Look through the records below for lines containing the string "require", and report how many there are, nothing else.
+--
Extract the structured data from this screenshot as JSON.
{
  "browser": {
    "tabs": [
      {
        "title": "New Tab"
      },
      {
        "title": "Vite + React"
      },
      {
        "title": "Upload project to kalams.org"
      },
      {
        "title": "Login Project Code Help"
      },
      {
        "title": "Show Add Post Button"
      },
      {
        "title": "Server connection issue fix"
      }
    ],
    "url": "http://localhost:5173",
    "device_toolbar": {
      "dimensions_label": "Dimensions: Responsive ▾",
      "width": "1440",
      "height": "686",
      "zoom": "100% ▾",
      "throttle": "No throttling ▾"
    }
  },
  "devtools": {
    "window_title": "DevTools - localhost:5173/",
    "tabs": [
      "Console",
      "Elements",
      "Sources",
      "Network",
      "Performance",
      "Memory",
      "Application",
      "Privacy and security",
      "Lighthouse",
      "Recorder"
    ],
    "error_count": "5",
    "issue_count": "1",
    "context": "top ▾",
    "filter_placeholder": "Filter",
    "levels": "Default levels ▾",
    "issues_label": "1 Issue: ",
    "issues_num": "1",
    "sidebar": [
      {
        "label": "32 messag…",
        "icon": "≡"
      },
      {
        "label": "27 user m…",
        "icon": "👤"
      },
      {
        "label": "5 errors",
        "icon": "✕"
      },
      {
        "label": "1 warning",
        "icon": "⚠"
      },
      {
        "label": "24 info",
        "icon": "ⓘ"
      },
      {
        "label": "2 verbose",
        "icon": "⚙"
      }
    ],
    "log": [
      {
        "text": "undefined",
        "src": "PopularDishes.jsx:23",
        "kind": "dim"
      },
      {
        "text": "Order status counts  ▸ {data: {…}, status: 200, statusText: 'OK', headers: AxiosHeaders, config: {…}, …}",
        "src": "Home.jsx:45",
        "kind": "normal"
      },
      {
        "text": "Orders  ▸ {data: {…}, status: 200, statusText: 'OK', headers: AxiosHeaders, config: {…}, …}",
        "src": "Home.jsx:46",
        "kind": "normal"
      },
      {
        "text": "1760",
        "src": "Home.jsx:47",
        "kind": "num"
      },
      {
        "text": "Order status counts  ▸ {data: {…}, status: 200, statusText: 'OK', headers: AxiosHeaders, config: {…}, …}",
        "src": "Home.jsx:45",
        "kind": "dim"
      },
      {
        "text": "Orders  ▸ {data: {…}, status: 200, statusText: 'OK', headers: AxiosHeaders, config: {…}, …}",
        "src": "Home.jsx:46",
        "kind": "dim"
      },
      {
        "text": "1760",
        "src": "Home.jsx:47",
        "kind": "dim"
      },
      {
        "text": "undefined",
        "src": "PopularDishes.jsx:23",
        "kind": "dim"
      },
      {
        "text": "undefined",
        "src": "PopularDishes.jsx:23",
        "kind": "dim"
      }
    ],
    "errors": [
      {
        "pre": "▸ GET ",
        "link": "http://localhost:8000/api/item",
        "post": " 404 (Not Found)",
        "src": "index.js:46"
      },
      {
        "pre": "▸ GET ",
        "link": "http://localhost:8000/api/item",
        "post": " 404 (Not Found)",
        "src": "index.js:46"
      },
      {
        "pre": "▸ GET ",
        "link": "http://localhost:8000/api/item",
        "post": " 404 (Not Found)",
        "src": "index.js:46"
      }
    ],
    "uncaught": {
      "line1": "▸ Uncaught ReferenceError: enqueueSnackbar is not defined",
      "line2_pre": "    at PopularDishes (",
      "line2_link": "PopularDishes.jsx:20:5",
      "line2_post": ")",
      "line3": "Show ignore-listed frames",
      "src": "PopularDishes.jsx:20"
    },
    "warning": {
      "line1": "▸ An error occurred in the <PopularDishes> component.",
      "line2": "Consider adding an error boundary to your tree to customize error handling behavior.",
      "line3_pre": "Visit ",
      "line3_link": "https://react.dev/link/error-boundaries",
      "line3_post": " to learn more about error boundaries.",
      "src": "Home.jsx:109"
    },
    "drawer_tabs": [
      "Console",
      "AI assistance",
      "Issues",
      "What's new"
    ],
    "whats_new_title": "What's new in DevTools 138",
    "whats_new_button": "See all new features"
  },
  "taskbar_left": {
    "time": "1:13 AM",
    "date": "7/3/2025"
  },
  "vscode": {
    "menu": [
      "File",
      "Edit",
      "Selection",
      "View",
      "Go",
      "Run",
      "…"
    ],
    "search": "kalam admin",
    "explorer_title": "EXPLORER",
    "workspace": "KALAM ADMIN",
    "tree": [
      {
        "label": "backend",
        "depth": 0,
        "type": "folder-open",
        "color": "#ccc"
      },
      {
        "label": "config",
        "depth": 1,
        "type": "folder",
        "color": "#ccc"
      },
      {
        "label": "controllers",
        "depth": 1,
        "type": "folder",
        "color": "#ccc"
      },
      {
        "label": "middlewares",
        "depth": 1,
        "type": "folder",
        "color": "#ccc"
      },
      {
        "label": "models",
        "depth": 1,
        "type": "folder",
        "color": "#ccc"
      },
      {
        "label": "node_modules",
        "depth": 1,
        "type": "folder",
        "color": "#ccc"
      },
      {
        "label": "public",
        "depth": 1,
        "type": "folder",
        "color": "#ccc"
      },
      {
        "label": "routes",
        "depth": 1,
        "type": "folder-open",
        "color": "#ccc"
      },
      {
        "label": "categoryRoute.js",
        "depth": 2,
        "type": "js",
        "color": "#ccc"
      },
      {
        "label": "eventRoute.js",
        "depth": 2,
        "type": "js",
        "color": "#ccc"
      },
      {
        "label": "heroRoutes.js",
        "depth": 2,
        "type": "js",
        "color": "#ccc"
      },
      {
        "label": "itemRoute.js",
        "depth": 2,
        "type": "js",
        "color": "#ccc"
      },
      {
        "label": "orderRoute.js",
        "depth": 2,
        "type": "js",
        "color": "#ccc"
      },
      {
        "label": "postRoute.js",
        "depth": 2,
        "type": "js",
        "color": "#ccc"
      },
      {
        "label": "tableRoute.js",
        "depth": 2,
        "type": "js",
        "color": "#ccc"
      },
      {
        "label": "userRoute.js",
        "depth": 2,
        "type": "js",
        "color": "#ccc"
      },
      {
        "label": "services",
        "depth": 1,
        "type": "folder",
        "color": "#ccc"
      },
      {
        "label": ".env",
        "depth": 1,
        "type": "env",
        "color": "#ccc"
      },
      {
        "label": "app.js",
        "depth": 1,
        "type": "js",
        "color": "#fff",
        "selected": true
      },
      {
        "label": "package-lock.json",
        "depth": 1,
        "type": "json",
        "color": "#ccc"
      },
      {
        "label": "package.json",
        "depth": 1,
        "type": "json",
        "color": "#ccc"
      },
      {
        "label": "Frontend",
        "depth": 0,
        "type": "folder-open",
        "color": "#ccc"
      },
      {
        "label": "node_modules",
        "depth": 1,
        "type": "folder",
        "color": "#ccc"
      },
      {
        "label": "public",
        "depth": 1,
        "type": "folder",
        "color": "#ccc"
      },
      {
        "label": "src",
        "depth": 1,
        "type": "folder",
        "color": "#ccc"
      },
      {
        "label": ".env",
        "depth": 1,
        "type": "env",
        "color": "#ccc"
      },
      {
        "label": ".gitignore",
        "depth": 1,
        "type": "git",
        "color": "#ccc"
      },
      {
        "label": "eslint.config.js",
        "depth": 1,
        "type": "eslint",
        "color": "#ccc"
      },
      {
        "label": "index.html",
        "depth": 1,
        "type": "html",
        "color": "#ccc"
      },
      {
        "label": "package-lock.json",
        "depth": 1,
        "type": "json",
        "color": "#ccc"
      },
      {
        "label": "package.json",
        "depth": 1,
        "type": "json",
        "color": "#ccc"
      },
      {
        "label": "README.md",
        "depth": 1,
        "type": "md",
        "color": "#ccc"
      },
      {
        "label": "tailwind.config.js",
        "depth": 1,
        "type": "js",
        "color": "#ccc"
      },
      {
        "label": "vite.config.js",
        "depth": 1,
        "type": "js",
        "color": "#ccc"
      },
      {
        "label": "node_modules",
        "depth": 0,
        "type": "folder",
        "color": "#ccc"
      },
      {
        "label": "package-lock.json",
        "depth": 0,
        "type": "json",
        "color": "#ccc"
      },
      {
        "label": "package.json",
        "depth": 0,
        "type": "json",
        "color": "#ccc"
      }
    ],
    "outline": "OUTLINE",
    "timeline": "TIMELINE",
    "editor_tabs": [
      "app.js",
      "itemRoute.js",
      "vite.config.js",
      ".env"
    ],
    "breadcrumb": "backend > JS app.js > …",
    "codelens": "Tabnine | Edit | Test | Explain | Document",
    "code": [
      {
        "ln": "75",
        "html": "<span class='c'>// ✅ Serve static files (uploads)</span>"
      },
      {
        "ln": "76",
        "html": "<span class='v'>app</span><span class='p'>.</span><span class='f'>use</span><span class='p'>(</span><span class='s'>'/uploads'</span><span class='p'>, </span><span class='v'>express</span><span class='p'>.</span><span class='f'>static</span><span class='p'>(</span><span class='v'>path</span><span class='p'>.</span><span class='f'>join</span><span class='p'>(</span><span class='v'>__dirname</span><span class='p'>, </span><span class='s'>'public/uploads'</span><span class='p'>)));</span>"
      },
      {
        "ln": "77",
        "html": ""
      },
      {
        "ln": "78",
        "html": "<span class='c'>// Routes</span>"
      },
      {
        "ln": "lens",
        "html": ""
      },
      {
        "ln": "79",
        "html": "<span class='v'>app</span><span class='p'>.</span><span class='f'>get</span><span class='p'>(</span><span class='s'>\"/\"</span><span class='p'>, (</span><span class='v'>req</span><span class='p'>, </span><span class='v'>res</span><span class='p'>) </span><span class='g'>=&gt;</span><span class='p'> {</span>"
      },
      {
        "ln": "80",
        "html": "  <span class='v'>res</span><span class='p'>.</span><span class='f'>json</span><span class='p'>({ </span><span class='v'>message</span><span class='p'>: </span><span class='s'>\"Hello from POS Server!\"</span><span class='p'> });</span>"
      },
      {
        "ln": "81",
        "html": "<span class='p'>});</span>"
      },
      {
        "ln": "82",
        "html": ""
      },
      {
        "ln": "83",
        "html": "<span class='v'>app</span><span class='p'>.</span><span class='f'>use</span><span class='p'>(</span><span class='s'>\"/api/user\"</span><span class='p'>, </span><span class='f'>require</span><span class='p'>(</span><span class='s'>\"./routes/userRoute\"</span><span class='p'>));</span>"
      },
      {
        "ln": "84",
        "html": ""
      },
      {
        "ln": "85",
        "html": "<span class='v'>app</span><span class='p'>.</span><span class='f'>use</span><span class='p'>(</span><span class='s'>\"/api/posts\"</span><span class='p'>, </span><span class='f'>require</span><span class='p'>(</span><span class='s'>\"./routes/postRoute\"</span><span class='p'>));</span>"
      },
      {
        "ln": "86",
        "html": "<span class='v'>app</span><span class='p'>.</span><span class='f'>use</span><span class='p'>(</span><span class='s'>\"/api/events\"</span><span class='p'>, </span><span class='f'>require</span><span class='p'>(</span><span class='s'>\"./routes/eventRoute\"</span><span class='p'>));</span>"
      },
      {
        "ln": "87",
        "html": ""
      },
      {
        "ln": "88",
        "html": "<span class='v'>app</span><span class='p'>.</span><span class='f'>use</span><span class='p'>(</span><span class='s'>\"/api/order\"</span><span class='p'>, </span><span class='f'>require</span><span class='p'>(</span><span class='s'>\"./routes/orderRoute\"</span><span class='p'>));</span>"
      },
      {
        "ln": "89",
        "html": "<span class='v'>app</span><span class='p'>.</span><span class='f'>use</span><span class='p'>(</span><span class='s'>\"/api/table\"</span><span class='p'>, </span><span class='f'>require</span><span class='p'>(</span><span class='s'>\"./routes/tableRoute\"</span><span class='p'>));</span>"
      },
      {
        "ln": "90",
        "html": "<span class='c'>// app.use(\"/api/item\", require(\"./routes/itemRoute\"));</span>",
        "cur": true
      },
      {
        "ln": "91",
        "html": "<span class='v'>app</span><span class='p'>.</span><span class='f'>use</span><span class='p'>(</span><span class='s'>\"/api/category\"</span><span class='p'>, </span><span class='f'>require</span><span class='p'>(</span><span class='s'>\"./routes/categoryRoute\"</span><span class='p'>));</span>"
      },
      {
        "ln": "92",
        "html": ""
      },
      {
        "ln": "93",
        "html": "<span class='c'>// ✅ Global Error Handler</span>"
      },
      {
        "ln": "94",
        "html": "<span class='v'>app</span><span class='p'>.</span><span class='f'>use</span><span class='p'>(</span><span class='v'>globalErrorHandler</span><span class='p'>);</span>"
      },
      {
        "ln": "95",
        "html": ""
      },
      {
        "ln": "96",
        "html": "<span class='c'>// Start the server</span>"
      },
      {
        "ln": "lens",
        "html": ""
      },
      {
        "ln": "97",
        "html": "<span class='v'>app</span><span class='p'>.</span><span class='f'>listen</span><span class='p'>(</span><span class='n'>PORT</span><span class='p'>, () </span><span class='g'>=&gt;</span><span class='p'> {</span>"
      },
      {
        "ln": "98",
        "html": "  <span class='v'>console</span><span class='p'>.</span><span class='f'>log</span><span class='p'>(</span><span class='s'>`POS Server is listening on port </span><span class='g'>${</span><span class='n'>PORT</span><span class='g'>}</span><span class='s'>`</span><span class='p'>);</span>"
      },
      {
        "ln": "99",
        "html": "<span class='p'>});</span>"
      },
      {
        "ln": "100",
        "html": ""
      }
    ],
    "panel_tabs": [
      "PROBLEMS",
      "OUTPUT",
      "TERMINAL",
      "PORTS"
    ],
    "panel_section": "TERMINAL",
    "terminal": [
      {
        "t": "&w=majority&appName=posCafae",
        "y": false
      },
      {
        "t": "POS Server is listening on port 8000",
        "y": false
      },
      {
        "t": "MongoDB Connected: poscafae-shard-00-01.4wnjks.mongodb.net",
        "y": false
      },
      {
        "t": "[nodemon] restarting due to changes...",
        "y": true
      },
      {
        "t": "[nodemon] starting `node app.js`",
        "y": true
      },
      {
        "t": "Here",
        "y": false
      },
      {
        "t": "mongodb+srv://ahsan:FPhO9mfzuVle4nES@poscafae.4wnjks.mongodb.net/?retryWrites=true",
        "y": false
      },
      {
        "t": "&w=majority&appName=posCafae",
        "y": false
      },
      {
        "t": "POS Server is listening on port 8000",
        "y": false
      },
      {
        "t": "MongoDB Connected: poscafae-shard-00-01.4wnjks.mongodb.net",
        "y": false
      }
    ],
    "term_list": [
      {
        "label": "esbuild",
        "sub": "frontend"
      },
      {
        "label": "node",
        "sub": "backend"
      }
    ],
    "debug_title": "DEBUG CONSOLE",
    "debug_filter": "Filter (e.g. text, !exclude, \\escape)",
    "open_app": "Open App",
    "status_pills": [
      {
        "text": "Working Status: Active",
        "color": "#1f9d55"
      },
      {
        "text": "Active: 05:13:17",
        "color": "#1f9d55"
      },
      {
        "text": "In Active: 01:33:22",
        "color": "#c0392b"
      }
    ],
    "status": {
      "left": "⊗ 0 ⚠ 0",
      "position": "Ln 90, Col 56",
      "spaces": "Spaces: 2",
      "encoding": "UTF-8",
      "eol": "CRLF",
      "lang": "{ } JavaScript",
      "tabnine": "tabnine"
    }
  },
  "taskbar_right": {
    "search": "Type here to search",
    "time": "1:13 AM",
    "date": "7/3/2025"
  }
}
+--
EXERCISE SOLUTION -
7